[[ PROVIDED RECORDS, beginning ]]
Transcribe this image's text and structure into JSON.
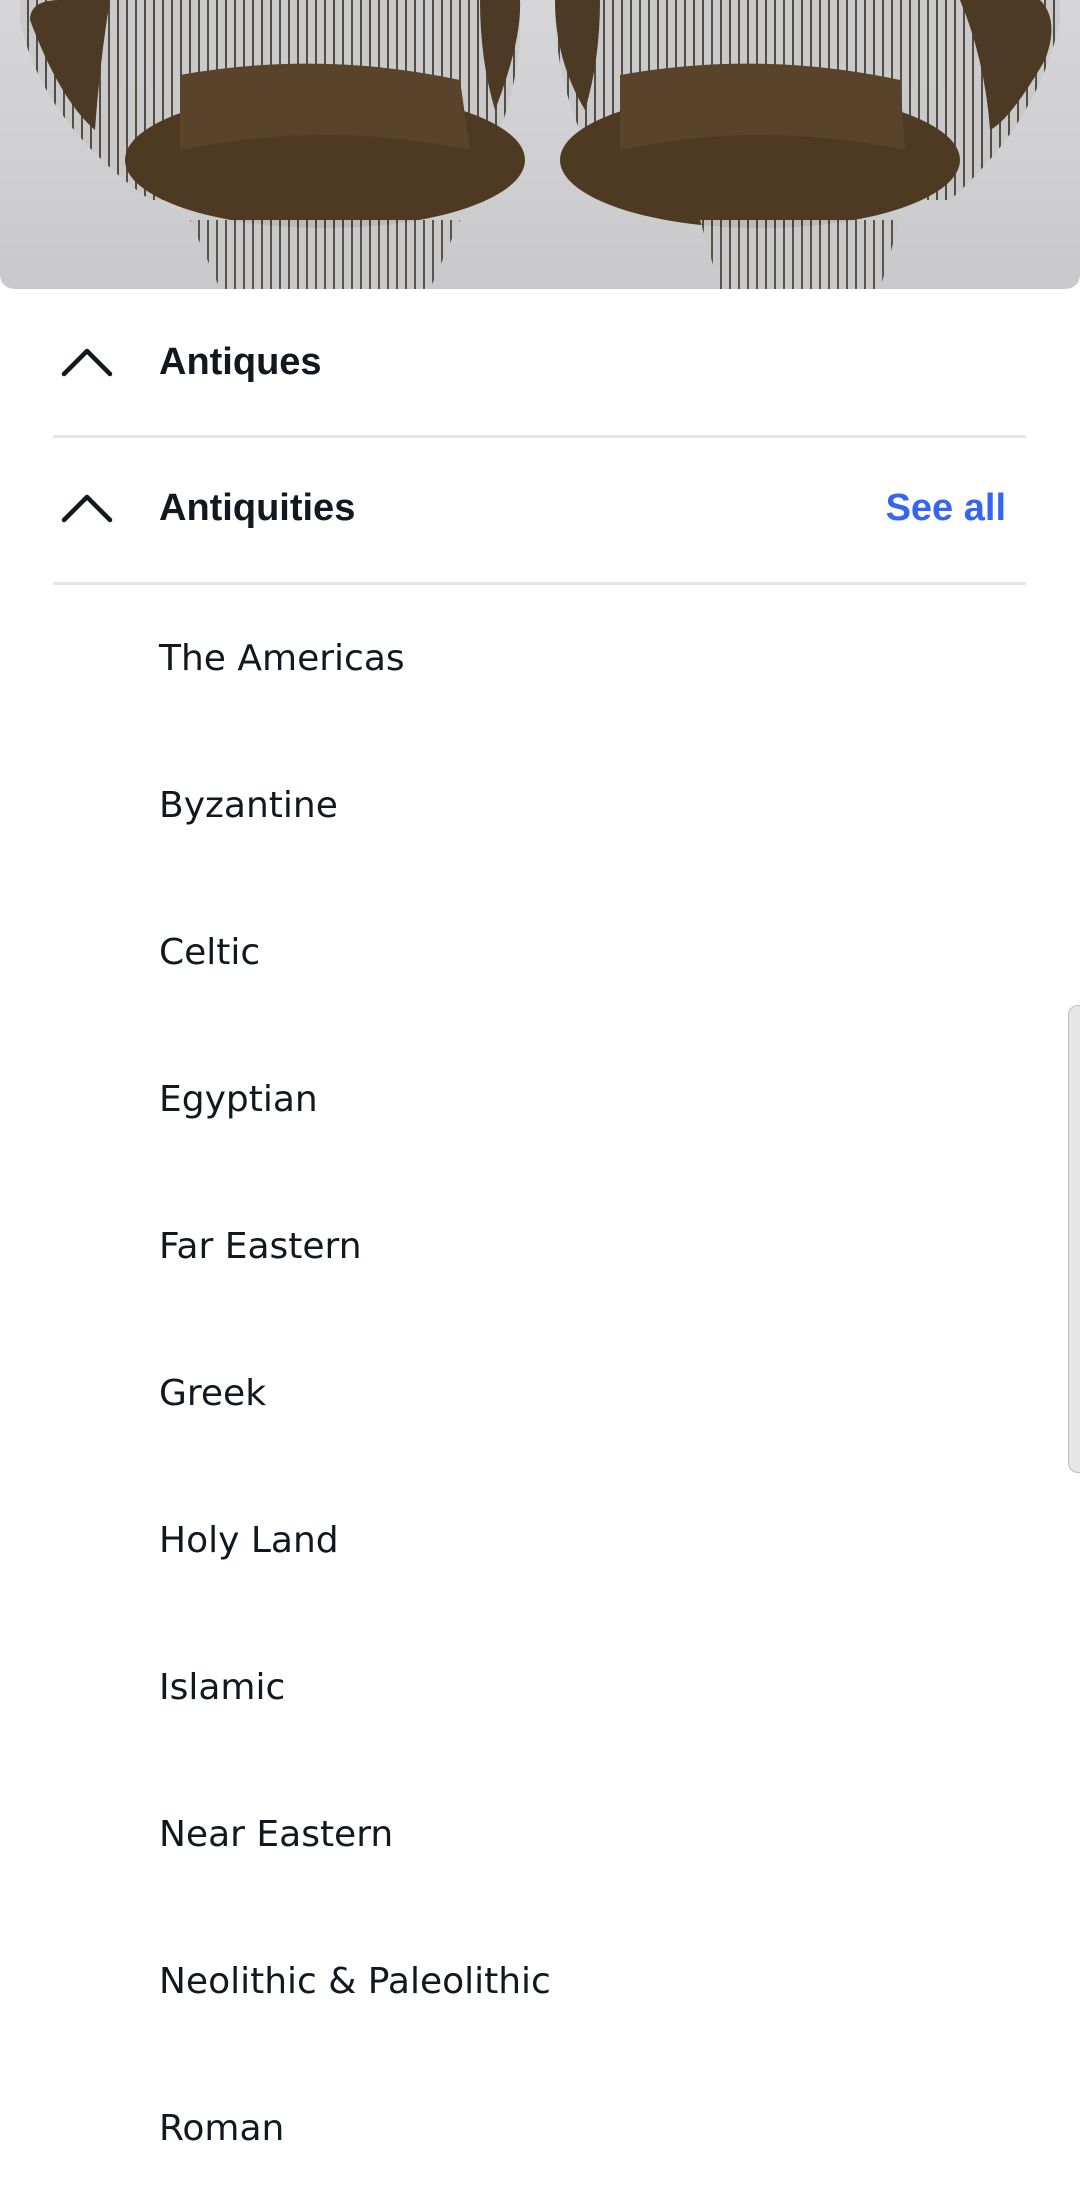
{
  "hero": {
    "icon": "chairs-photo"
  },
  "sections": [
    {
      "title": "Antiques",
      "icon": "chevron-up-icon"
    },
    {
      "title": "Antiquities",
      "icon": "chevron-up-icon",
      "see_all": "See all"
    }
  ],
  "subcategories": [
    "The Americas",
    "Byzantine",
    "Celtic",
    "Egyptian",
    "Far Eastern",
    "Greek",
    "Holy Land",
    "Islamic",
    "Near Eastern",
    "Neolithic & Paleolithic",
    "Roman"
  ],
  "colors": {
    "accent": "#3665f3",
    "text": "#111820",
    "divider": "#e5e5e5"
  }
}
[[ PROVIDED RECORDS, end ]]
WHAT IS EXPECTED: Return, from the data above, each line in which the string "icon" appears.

SOLUTION TO THIS PROBLEM:
    "icon": "chairs-photo"
      "icon": "chevron-up-icon"
      "icon": "chevron-up-icon",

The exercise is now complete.